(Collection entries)
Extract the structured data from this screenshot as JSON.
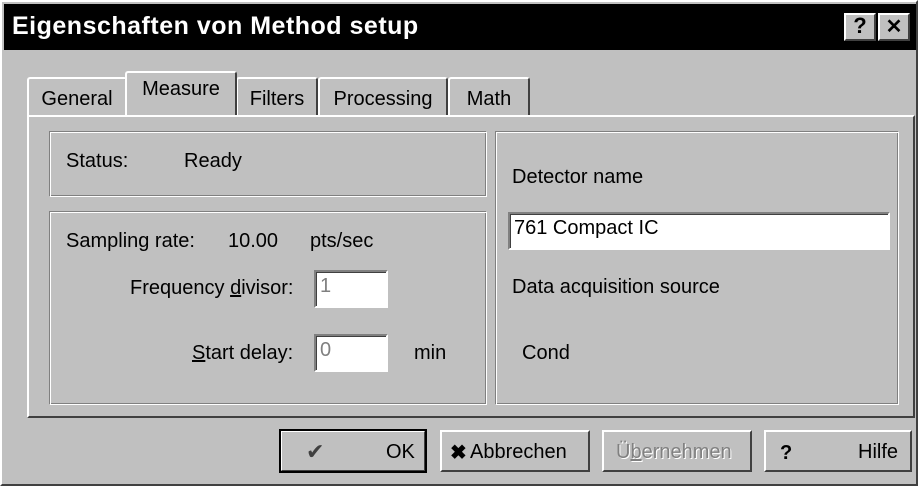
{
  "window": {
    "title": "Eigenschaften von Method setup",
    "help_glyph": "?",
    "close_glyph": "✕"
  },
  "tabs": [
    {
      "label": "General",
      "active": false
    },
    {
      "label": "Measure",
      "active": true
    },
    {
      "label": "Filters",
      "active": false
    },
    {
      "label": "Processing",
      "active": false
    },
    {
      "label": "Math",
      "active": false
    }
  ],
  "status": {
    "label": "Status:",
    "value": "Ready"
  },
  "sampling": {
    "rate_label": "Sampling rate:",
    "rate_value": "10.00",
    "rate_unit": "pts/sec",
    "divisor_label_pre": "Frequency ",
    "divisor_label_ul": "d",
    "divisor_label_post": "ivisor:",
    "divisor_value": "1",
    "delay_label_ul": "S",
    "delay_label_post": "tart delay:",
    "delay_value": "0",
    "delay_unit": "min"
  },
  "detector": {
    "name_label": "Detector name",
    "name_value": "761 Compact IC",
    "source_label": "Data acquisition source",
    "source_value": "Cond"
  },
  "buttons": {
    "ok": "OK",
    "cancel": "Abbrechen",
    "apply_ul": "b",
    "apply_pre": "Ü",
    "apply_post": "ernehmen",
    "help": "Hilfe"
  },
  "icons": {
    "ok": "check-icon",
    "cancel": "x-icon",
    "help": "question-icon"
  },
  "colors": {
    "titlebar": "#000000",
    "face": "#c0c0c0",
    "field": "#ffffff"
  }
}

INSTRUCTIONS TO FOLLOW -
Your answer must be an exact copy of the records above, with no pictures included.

ANSWER TO THE EXERCISE -
Extract the structured data from this screenshot as JSON.
{
  "window": {
    "title": "Eigenschaften von Method setup",
    "help_glyph": "?",
    "close_glyph": "✕"
  },
  "tabs": [
    {
      "label": "General",
      "active": false
    },
    {
      "label": "Measure",
      "active": true
    },
    {
      "label": "Filters",
      "active": false
    },
    {
      "label": "Processing",
      "active": false
    },
    {
      "label": "Math",
      "active": false
    }
  ],
  "status": {
    "label": "Status:",
    "value": "Ready"
  },
  "sampling": {
    "rate_label": "Sampling rate:",
    "rate_value": "10.00",
    "rate_unit": "pts/sec",
    "divisor_label_pre": "Frequency ",
    "divisor_label_ul": "d",
    "divisor_label_post": "ivisor:",
    "divisor_value": "1",
    "delay_label_ul": "S",
    "delay_label_post": "tart delay:",
    "delay_value": "0",
    "delay_unit": "min"
  },
  "detector": {
    "name_label": "Detector name",
    "name_value": "761 Compact IC",
    "source_label": "Data acquisition source",
    "source_value": "Cond"
  },
  "buttons": {
    "ok": "OK",
    "cancel": "Abbrechen",
    "apply_ul": "b",
    "apply_pre": "Ü",
    "apply_post": "ernehmen",
    "help": "Hilfe"
  },
  "icons": {
    "ok": "check-icon",
    "cancel": "x-icon",
    "help": "question-icon"
  },
  "colors": {
    "titlebar": "#000000",
    "face": "#c0c0c0",
    "field": "#ffffff"
  }
}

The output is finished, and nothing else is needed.